Three and four and one,and two and
three and four and two and three.
Now you're gonna move your fifth
finger to a new position here.
Five, four, two.
Put your thumb under here.
[MUSIC]
Minor here.
Two and three and four and one and two and
three and four and one and two and three.
Move your hand into the new
position with this two.
And now you're gonna use a five,
three, one.
Now here, be careful.
One and two and three and four and.
Okay?
Be careful with that syncopated rhythm.
Well, let me do it one
more time from measure 26.
One and two and three and four and
one and two and three and four and.
Okay?
So first,
make sure you really understand the notes.
And then your left-hand will help
you understand where to find
the right-hand notes.
[MUSIC]
Always understand that it's always
gonna be an even beat even
in between the notes.
Okay?
Just sometimes your together,
sometimes your not.
Okay?
Just understand which one is coming first,
which one is coming second.
With slow practice, you'll be just fine.
All right.
[MUSIC]
Getting to the ending.
Ready?
Let's take a look at the rhythm over here,
measure 33.
Ready.
And one and two and three and
four and one and two and three and
four and one and two and three and
four and, and two and three.
See how sometimes the hands will split
apart like that and then come together?
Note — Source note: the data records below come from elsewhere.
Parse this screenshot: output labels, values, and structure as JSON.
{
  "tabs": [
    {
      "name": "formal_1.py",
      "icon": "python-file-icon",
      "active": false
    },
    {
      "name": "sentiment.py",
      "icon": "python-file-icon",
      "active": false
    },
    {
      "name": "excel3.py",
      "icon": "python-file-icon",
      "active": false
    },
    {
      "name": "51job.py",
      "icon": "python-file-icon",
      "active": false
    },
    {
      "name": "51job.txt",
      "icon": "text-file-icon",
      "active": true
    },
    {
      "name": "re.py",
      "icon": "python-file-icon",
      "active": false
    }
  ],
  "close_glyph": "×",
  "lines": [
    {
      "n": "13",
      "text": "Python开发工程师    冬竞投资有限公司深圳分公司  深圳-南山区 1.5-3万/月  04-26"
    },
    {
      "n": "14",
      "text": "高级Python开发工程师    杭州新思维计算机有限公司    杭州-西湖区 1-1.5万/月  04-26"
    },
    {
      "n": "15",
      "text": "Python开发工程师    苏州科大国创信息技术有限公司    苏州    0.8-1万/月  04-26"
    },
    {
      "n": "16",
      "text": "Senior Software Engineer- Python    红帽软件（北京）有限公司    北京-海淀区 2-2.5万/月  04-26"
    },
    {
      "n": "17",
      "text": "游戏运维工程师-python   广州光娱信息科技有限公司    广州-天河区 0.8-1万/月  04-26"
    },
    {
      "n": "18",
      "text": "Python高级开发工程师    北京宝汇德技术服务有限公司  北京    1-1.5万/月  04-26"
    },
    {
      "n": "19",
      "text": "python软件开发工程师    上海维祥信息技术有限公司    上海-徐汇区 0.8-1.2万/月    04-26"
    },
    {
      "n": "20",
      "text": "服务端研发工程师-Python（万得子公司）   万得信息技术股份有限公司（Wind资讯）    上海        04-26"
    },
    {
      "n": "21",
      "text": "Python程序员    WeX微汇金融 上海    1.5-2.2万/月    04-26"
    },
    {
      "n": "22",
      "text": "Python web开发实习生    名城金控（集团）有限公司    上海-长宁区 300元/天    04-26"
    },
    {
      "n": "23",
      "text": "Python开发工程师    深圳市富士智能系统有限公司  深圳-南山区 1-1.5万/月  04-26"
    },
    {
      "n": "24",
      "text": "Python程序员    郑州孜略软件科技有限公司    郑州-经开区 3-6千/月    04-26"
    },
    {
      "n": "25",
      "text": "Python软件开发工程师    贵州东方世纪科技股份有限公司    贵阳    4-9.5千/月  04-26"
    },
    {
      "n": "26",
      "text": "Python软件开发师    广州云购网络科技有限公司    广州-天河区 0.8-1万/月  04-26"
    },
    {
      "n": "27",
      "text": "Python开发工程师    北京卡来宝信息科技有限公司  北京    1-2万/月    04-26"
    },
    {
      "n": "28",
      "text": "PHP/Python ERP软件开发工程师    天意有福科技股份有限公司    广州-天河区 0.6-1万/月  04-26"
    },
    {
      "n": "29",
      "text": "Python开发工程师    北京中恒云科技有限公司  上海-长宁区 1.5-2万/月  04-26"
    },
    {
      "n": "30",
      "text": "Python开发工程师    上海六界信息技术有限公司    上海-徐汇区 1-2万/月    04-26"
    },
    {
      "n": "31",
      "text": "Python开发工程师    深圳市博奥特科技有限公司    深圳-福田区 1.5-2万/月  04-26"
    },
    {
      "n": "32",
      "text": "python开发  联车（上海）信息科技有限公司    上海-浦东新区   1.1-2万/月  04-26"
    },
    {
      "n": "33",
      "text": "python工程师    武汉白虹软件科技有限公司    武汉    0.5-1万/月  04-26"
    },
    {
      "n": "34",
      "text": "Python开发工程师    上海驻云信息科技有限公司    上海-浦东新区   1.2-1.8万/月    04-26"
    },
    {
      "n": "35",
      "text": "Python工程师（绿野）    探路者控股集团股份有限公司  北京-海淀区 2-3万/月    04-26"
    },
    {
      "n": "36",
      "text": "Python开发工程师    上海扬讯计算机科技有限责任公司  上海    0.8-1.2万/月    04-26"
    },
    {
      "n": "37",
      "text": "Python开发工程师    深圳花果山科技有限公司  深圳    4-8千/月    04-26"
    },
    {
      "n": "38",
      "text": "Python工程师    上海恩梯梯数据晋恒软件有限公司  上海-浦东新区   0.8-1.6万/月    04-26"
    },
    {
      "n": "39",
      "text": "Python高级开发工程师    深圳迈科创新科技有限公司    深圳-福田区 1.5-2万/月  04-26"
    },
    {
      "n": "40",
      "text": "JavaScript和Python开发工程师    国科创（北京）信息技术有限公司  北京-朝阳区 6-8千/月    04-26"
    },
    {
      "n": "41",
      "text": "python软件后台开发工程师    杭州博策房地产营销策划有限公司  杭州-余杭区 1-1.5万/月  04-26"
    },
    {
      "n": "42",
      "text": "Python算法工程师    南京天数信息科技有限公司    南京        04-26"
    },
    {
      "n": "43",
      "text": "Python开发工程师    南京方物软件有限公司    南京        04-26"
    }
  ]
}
That's part of the elements
of great syncopation.
So one more time, let's take it
from 32 to the end nice and slow.
Try to play it with me.
[MUSIC]
One and two and three and four and
one and two and three and four and
one and two and three and four and
one and two and three and four and.
Great.
Okay So take this piece apart a phrase
at a time and I'd like to hear your
progress on it and see if I can help you
with any of your notes or rhythms, or
any of the larger technical things like
the octaves and the octaves with thirds,
as well.
[MUSIC]
[MUSIC]
When studying the entertainer,
try to take note of the sections
that I've outlined for you, so
you'll have an idea of where you can
start to practice one section and
what to aim for, so
that way you're not just going from
the beginning to the end and
getting lost in the middle.
I really want you to understand each
phrase section well before working on
the next one.
Particularly, since you'll be
picking out the notes on your own.
Again, if you need help I'm here for
you so
you're not just watching
videos that are static.
This is what's so
great about artist's work.
We have video exchange.
Send me your questions and
I'll be able to help you out if you need
extra help figuring out notes or rhythm.
[MUSIC]